One danger of the MBTI for Christians, or for anyone, is in making personality type inflexible and using it to justify stagnation. One’s personality type does not excuse one’s bad behavior, nor does it limit one’s ability to change or to do (and enjoy) things not stereotypically within the type. An introvert is still called to share the gospel. An extrovert is still called to spend time alone with God. A thinker should still consider the people his decisions affect. A feeler is still expected to be a good steward. When God calls us outside of our comfort zone, personality type is not a reason to disobey. If anything, a call of God that challenges our natural inclinations gives us more opportunity to trust Him and a deeper understanding that it is only His work in us that causes amazing things to be accomplished (see Zechariah 4:6).
Another danger of the MBTI is in allowing it to define the totality of our identities. A Christian is first and foremost a child of God (John 1:12). Our personality is something God designed, and it is certainly something to explore so that we can bring glory to God. But we are defined first by Jesus.
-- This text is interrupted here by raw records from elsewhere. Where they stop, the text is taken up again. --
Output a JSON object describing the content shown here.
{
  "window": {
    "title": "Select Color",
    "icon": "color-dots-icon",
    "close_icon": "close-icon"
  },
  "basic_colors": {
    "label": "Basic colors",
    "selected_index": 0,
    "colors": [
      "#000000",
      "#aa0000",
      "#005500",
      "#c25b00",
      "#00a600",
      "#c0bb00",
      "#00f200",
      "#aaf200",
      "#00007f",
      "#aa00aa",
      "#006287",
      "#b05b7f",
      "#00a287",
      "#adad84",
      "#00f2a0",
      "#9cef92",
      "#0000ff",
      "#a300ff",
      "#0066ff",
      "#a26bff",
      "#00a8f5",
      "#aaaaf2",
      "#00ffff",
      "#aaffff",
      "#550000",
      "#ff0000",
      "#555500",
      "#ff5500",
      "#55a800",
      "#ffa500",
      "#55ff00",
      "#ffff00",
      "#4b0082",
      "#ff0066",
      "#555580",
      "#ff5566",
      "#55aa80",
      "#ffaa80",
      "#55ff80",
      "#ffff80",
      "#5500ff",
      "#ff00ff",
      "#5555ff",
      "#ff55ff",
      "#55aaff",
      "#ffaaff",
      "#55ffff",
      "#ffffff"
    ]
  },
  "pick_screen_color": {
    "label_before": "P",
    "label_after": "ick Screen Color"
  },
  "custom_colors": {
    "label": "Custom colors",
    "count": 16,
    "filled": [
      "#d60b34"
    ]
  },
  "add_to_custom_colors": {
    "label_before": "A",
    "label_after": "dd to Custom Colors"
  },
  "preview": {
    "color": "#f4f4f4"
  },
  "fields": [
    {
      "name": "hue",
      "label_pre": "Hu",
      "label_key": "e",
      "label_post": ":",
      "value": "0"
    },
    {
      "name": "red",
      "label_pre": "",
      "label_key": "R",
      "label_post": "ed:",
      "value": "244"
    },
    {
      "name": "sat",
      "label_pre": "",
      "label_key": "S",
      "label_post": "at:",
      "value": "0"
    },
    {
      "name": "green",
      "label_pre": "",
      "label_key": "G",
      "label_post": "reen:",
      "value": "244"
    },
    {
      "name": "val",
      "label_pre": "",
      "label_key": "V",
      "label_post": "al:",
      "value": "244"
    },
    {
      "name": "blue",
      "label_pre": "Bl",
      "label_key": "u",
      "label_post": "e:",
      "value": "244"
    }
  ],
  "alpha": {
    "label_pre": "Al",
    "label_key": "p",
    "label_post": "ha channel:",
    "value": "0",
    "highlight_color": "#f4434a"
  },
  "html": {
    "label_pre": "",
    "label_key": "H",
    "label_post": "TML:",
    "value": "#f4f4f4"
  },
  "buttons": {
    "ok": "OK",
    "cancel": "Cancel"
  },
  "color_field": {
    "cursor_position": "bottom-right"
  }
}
Paul was willing to lose all things “that I may gain Christ and be found in him, not having a righteousness of my own . . . but that which is through faith in Christ” (Philippians 3:8–9).
The Myers-Briggs Type Indicator or MBTI can be a helpful tool in understanding God’s unique design of humanity, and of yourself specifically. It hints at both the order and diversity with which God created the world, demonstrating His logic and His artistry. Understanding ourselves can help us better steward the gifts God has given us. Rather than try to become someone else, we can thank God for His unique design and make the best use of the gifts God has given us. (Quote source here.)
At this point, I’ve pretty much covered the topic on being an introvert (it does get old being misunderstood just because one is quieter then those who are more vocal and outgoing among us), so I’ll move on to a new topic in my next blog post. I’ll end this post with a quote from Jenn Granneman, author of the bestselling book, “The Secret Lives of Introverts: Inside Our Hidden World,” and creator of IntrovertDear.com. She states: Introverts live in two worlds: We visit the world of people, but solitude…
And the inner world . . .
Will always be . . .
Our home . . . .
YouTube Video: “Fill My Cup” by Andrew Ripp: